TALLAHASSEE (NSF) - Gov. Ron DeSantis is looking beyond military benefits as he continues to pitch Florida to house the command headquarters of President Donald Trump's proposed Space Force military branch.
DeSantis envisions Space Force as another cog in renewed growth of the iconic space industry around Cape Canaveral, which has seen a slow resurgence as private companies --- spurred by a space race among billionaires --- look to reduce costs by manufacturing launch vehicles close to the pads.
"I'd like to not only (have) Florida be a place to launch but to build more and more," DeSantis said this week at the Merritt Island headquarters of Space Florida, the state's aerospace arm.
"I think Florida has an awful lot to offer, and I think having the U.S. Space Command, the combatant command here, I think that that would continue to attract even more of the manufacturing base and more of the industry side of it," DeSantis added.
DeSantis' Space Force dreams are not shared by the U.S. Air Force, which doesn't have a Florida location on its list of potential sites for the command, which for now will remain within the Air Force.
DeSantis' wildcard is that he has the ear of Trump, who the governor says maintains as commander in chief the final word on the command locale.

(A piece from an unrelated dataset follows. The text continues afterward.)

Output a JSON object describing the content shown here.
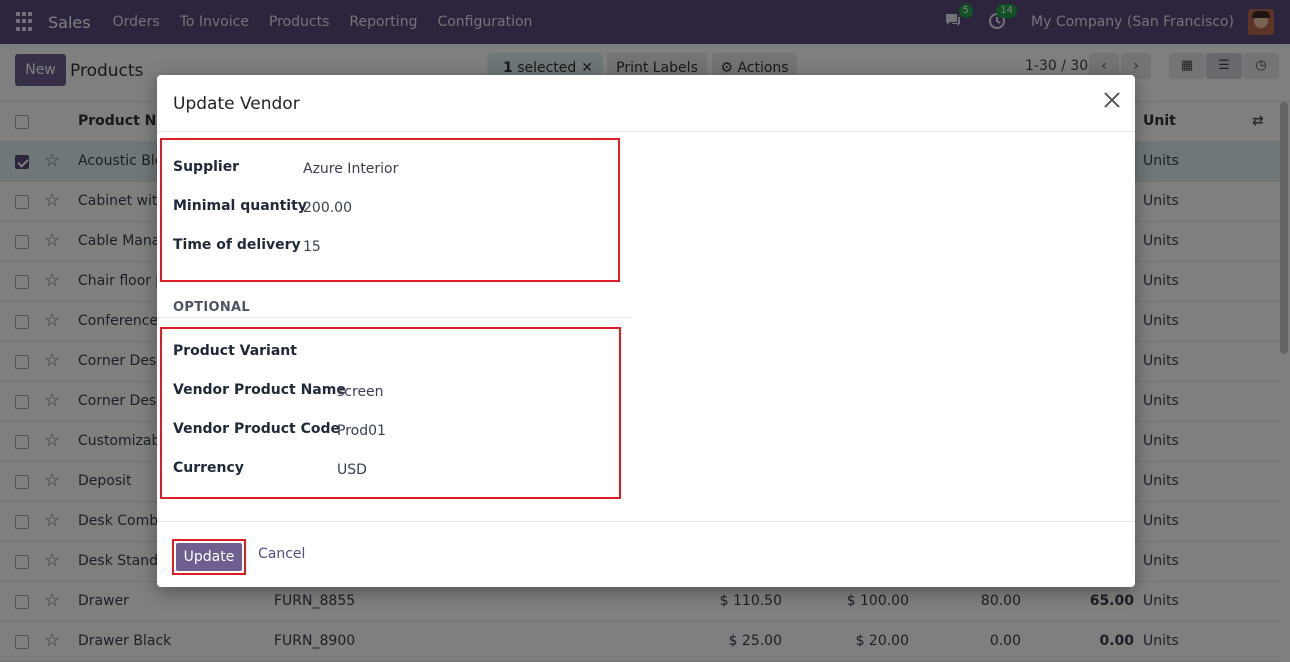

"I pester him about that, but I don't think he's going to make a decision necessarily any time soon," DeSantis acknowledged.
Last week, Seattle-based Boeing announced it was moving a small contingent to Titusville from northern Virginia. The move involves the front office of the Space and Launch division headquarters, as the company anticipates an uptick in launch activity related to its satellite program and an increase in partnerships at Cape Canaveral and the 45th Space Wing at Patrick Air Force Base.

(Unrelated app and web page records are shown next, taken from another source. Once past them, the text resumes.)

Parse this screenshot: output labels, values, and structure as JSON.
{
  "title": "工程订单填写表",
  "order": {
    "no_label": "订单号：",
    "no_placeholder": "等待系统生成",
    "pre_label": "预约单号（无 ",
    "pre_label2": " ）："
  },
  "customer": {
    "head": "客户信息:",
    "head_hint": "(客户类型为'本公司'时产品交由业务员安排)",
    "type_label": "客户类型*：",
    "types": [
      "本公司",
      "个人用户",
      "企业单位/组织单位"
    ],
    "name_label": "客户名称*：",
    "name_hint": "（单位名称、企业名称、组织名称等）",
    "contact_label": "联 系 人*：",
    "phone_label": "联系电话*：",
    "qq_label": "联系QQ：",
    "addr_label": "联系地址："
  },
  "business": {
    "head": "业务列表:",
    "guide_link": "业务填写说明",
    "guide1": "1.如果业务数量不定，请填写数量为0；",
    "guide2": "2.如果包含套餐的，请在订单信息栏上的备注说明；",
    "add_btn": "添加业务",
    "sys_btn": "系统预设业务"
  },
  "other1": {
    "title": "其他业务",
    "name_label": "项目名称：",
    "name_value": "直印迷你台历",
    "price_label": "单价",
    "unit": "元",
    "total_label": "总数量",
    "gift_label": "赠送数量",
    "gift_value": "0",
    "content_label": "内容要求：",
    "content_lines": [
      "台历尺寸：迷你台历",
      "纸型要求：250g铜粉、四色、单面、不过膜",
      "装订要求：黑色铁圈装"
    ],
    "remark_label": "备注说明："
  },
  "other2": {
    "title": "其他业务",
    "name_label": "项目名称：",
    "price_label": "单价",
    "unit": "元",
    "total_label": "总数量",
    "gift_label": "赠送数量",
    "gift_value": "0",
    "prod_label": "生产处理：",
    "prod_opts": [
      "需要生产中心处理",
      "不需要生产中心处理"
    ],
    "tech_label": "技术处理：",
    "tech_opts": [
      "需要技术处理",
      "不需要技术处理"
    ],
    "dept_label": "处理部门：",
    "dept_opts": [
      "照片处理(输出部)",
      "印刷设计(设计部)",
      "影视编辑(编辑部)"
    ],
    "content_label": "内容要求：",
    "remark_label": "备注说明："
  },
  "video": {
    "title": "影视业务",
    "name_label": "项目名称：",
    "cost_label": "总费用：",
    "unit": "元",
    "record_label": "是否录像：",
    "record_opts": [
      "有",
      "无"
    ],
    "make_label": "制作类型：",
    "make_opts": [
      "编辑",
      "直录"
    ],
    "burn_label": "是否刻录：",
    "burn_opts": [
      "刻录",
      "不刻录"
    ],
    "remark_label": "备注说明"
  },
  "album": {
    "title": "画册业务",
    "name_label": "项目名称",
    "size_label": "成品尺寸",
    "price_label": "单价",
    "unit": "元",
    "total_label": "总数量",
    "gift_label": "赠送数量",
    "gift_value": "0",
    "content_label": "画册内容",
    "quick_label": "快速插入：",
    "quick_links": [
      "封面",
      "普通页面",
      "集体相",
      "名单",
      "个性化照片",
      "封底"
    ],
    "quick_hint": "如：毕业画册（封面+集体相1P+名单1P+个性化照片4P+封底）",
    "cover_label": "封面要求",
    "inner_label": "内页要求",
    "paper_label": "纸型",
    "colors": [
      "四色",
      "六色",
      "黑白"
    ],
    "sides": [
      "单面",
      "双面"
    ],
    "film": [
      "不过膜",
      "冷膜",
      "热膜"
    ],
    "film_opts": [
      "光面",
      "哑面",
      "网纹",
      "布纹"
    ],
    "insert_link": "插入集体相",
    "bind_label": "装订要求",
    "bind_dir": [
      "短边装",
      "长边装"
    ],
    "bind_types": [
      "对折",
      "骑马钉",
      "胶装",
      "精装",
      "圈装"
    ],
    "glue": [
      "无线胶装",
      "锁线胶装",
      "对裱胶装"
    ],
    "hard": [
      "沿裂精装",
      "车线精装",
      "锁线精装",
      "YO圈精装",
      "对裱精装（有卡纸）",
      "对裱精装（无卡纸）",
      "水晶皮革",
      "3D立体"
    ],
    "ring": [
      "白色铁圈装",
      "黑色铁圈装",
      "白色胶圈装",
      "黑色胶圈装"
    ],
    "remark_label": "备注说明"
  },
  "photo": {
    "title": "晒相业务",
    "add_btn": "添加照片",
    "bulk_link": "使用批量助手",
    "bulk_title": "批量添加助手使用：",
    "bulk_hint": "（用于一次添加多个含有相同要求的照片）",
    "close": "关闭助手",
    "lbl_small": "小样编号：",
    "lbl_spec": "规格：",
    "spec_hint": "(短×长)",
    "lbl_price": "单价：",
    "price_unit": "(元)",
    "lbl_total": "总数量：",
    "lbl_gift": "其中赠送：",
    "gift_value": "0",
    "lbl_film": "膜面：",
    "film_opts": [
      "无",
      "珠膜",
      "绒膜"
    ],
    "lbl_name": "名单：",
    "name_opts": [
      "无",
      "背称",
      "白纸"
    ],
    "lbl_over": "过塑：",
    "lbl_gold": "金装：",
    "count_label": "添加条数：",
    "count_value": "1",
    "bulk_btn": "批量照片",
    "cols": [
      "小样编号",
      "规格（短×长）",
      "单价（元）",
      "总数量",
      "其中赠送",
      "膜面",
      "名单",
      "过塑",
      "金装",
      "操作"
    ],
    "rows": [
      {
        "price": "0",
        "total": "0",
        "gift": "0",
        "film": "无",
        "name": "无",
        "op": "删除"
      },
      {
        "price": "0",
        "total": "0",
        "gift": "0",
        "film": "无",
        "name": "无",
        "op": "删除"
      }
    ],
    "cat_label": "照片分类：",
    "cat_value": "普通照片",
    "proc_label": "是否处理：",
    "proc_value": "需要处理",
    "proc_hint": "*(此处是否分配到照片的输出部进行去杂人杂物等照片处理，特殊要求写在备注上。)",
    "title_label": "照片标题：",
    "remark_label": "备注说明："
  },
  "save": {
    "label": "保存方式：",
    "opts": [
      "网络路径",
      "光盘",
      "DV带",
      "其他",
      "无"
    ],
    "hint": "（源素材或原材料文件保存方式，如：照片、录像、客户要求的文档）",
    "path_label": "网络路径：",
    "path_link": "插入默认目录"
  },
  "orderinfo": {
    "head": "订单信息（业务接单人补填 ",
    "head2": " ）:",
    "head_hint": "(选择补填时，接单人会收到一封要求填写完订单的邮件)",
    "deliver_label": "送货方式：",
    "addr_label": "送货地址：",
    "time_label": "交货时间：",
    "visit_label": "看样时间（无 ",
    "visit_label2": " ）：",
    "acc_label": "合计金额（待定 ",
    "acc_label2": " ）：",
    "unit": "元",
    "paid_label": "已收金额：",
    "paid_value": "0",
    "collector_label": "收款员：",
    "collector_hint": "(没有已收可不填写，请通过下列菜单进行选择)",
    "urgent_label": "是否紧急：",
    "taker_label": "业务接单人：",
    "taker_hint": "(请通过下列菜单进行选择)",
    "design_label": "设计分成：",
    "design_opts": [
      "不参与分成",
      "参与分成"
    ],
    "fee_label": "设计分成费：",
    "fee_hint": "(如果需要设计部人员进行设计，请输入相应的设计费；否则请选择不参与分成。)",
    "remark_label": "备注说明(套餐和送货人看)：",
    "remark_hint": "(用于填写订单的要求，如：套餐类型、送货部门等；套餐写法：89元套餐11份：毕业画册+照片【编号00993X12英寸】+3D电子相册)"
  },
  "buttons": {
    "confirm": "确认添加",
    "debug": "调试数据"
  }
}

Earlier this year, Florida offered up to $18.9 million --- in part through road and utility infrastructure --- to attract Texas-based Firefly Aerospace to build a manufacturing shop in Space Florida's Exploration Park, near the gates of Kennedy Space Center, and to use Space Launch Complex 20 to launch small payloads into space.

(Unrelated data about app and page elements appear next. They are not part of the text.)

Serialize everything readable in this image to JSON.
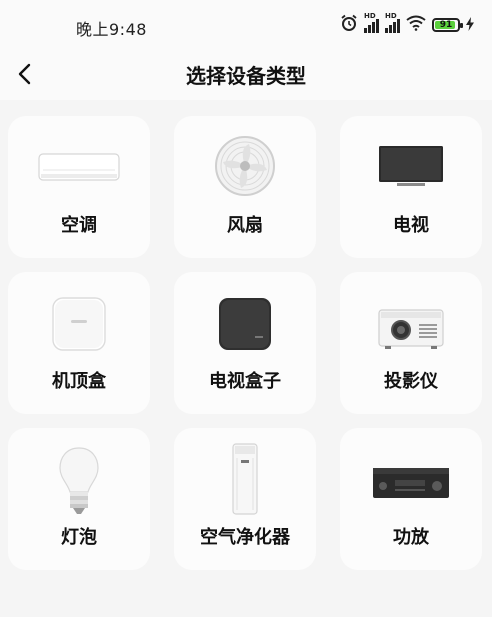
{
  "status_bar": {
    "time": "晚上9:48",
    "signal_label_1": "HD",
    "signal_label_2": "HD",
    "battery_level": "91",
    "icons": [
      "alarm-icon",
      "signal-icon",
      "signal-icon",
      "wifi-icon",
      "battery-icon",
      "charging-icon"
    ]
  },
  "header": {
    "title": "选择设备类型",
    "back_icon": "chevron-left-icon"
  },
  "devices": [
    {
      "label": "空调",
      "icon": "air-conditioner-icon"
    },
    {
      "label": "风扇",
      "icon": "fan-icon"
    },
    {
      "label": "电视",
      "icon": "tv-icon"
    },
    {
      "label": "机顶盒",
      "icon": "set-top-box-icon"
    },
    {
      "label": "电视盒子",
      "icon": "tv-box-icon"
    },
    {
      "label": "投影仪",
      "icon": "projector-icon"
    },
    {
      "label": "灯泡",
      "icon": "light-bulb-icon"
    },
    {
      "label": "空气净化器",
      "icon": "air-purifier-icon"
    },
    {
      "label": "功放",
      "icon": "amplifier-icon"
    }
  ],
  "colors": {
    "background": "#f5f5f5",
    "card": "#fcfcfc",
    "battery_green": "#5bd03c"
  }
}
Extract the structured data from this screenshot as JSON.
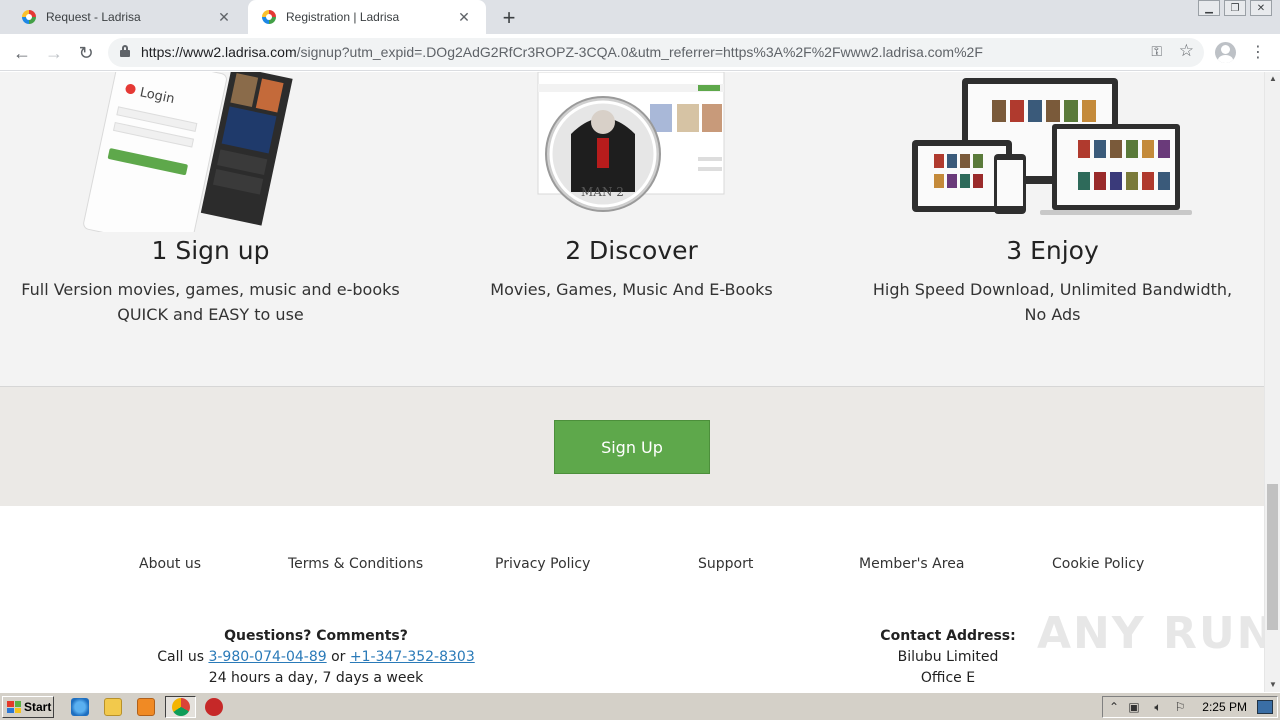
{
  "browser": {
    "tabs": [
      {
        "title": "Request - Ladrisa",
        "active": false
      },
      {
        "title": "Registration | Ladrisa",
        "active": true
      }
    ],
    "url_host": "https://www2.ladrisa.com",
    "url_rest": "/signup?utm_expid=.DOg2AdG2RfCr3ROPZ-3CQA.0&utm_referrer=https%3A%2F%2Fwww2.ladrisa.com%2F"
  },
  "steps": [
    {
      "heading": "1 Sign up",
      "desc": "Full Version movies, games, music and e-books QUICK and EASY to use",
      "login_label": "Login"
    },
    {
      "heading": "2 Discover",
      "desc": "Movies, Games, Music And E-Books",
      "cover_text": "MAN 2"
    },
    {
      "heading": "3 Enjoy",
      "desc": "High Speed Download, Unlimited Bandwidth, No Ads"
    }
  ],
  "cta": {
    "signup_label": "Sign Up"
  },
  "footer": {
    "links": [
      "About us",
      "Terms & Conditions",
      "Privacy Policy",
      "Support",
      "Member's Area",
      "Cookie Policy"
    ],
    "questions_title": "Questions? Comments?",
    "call_prefix": "Call us",
    "phone1": "3-980-074-04-89",
    "or_text": "or",
    "phone2": "+1-347-352-8303",
    "hours": "24 hours a day, 7 days a week",
    "contact_title": "Contact Address:",
    "company": "Bilubu Limited",
    "office": "Office E"
  },
  "watermark": "ANY RUN",
  "taskbar": {
    "start_label": "Start",
    "clock": "2:25 PM"
  },
  "colors": {
    "signup_green": "#5ea84b",
    "link_blue": "#2a7ab8",
    "steps_bg": "#f3f3f3",
    "cta_bg": "#ebe9e6"
  }
}
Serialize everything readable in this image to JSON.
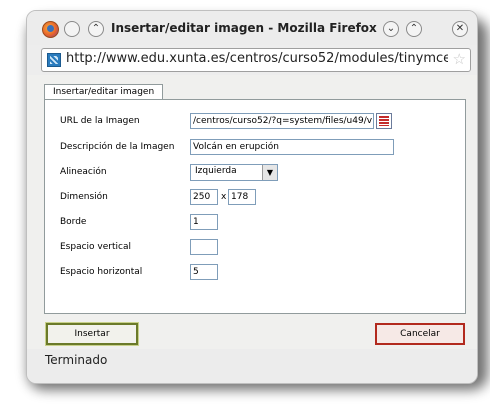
{
  "window": {
    "title": "Insertar/editar imagen - Mozilla Firefox",
    "url": "http://www.edu.xunta.es/centros/curso52/modules/tinymce",
    "status": "Terminado"
  },
  "titlebar_icons": {
    "app": "firefox-logo-icon",
    "menu": "circle-icon",
    "shade": "double-chevron-up-icon",
    "minimize": "chevron-down-icon",
    "maximize": "chevron-up-icon",
    "close": "close-icon"
  },
  "dialog": {
    "tab_label": "Insertar/editar imagen",
    "fields": {
      "url_label": "URL de la Imagen",
      "url_value": "/centros/curso52/?q=system/files/u49/v",
      "description_label": "Descripción de la Imagen",
      "description_value": "Volcán en erupción",
      "align_label": "Alineación",
      "align_value": "Izquierda",
      "dimension_label": "Dimensión",
      "width_value": "250",
      "dimension_separator": "x",
      "height_value": "178",
      "border_label": "Borde",
      "border_value": "1",
      "vspace_label": "Espacio vertical",
      "vspace_value": "",
      "hspace_label": "Espacio horizontal",
      "hspace_value": "5"
    },
    "buttons": {
      "insert_label": "Insertar",
      "cancel_label": "Cancelar"
    }
  },
  "colors": {
    "insert_border": "#6b7a2a",
    "cancel_border": "#b22a1e"
  }
}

At Exploration Park, Firefly is joining Blue Origin, the Jeff Bezos company that is building a launch-vehicle production facility, and OneWeb, a communications company building a satellite manufacturing plant.
In terms of space exploration, Florida has an advantage against Virginia, Texas and California because of more than six decades of being the nation's main place for launching missions.
DeSantis went to Space Florida's office on Monday to sign into law a workforce education bill (HB 7071) that, in part, expands on a long-standing apprentice program between Lockheed Martin and Eastern Florida State College.
Besides helping to showcase the available local talent to other aerospace companies, DeSantis noted, "It will also help me to sell Florida for additional investment into the future."